__Your instructions__
Determine how many lines of the records include "What", and answer with the number alone.

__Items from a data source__

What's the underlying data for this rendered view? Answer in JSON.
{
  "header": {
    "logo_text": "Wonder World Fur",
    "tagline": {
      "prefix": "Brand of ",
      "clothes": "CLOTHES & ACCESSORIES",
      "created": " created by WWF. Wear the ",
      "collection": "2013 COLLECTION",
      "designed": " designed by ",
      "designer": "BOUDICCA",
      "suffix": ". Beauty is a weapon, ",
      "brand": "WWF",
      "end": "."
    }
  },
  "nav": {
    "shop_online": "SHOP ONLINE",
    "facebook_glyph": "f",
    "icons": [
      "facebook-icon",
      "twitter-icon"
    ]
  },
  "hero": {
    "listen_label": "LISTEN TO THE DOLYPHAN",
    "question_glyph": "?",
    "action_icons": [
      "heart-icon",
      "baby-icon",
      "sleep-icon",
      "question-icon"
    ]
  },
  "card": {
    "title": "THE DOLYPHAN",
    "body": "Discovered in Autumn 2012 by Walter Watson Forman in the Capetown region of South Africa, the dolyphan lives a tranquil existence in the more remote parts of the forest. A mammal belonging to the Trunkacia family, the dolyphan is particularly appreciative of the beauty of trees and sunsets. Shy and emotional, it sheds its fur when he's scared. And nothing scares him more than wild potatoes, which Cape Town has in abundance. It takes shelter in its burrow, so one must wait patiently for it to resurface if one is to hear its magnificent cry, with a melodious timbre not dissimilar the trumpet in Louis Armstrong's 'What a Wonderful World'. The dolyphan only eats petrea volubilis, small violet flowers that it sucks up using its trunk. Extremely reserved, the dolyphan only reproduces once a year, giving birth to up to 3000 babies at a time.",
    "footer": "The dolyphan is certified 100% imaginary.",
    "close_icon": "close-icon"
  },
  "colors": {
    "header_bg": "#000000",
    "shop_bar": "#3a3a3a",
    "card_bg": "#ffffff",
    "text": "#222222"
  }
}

__Task output__
2